The Committee concludes that the brochure in question did not constitute unethical advertising or unprofessional conduct by the attorney concerned.

Legal Ethics Committee

The committee has been requested to reconsider Advisory Opinion 1972_5, which concluded that a brochure or flyer advertising a seminar on a specific legal topic and containing only a brief non-laudatory background sketch, with an accompanying photograph, of the attorney who was to lead the discussion, was not unethical advertising or unprofessional conduct by the attorney concerned. The opinion is specifically limited to a brochure or flyer with restricted circulation to those persons having a direct interest in the subject matter under consideration.

The Code of Professional Responsibility urges lawyers to participate in educational and public relations programs concerning our legal system with particular reference to legal problems that frequently arise (Code of Professional Responsibility, Canons, EC 2_2). It would seem patently obvious that the program must be both announced and advertised to those persons interested in the topic.

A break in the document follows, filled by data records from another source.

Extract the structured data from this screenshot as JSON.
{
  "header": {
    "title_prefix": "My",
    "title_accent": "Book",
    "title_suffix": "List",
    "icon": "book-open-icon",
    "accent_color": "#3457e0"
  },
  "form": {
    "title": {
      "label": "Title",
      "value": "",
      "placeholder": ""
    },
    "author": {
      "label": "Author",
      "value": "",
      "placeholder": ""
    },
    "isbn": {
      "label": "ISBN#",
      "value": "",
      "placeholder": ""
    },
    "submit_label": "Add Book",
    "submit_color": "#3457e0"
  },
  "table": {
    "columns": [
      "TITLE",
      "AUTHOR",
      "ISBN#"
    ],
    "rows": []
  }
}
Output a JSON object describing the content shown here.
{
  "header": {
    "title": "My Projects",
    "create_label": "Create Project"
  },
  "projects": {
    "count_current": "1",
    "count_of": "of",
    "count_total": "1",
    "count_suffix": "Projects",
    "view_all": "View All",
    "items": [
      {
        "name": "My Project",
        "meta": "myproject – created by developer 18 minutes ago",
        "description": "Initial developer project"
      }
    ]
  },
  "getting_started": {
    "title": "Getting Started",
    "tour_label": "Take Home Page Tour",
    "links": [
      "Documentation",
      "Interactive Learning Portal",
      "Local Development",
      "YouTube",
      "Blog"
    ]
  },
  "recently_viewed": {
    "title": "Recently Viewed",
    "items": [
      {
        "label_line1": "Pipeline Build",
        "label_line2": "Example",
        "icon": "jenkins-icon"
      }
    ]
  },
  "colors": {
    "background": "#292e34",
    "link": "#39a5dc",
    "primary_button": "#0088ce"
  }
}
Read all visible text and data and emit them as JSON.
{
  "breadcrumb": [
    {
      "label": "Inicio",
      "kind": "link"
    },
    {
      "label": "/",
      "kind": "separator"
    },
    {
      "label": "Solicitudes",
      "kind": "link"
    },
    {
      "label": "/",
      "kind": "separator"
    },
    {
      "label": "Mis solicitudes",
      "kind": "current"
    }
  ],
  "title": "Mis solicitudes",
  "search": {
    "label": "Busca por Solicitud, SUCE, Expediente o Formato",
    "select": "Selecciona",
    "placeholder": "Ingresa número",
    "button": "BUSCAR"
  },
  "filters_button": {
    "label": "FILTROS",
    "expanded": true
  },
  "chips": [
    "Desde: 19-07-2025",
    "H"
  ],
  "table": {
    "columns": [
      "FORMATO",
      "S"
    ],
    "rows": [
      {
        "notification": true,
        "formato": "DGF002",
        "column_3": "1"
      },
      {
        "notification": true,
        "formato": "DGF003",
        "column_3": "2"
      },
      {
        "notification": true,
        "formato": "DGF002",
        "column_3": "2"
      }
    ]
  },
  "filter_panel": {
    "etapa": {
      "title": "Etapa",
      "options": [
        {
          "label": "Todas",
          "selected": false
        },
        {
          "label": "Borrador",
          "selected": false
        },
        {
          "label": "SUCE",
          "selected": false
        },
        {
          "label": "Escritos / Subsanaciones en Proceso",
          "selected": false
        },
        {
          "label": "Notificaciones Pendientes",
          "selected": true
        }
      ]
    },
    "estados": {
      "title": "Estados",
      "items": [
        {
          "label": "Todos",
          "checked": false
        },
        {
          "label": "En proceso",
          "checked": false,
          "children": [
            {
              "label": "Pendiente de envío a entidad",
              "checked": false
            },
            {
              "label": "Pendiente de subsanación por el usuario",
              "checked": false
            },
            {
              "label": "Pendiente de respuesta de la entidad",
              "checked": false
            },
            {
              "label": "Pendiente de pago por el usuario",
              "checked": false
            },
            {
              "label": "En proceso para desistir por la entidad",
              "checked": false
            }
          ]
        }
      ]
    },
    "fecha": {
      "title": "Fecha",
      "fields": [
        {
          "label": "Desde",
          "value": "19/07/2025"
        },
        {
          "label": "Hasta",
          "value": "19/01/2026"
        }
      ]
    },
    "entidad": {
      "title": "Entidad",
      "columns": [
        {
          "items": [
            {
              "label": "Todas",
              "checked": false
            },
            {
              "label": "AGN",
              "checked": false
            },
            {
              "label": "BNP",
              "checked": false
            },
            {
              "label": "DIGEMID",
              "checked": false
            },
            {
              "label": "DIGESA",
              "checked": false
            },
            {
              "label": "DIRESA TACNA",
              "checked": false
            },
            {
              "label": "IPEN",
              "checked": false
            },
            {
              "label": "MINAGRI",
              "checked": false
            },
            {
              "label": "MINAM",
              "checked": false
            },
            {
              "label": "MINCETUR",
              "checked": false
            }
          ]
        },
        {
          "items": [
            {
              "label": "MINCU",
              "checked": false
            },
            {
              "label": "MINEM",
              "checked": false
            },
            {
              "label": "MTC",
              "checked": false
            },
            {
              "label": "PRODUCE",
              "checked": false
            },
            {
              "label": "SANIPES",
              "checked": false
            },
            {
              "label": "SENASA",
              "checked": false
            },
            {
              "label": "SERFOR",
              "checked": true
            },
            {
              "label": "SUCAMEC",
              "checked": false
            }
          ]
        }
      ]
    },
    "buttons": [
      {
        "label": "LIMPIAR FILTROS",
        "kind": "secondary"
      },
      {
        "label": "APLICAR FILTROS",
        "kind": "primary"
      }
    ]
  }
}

The advertising must be designed to merely call attention to the topic, the area or areas to be covered, the time and place of the meeting and a brief statement relative to the qualification of the lawyer who will lead the discussion. The announcement should not be an advertisement for the attorney or of his availability for private legal service.

The brochure discussed in Advisory Opinion 1972_5, meets the above requirements and was restricted to a limited circulation to those interested in the subject matter to be discussed. Therefore, upon reconsideration, the committee confirms Advisory Opinion 1972_5.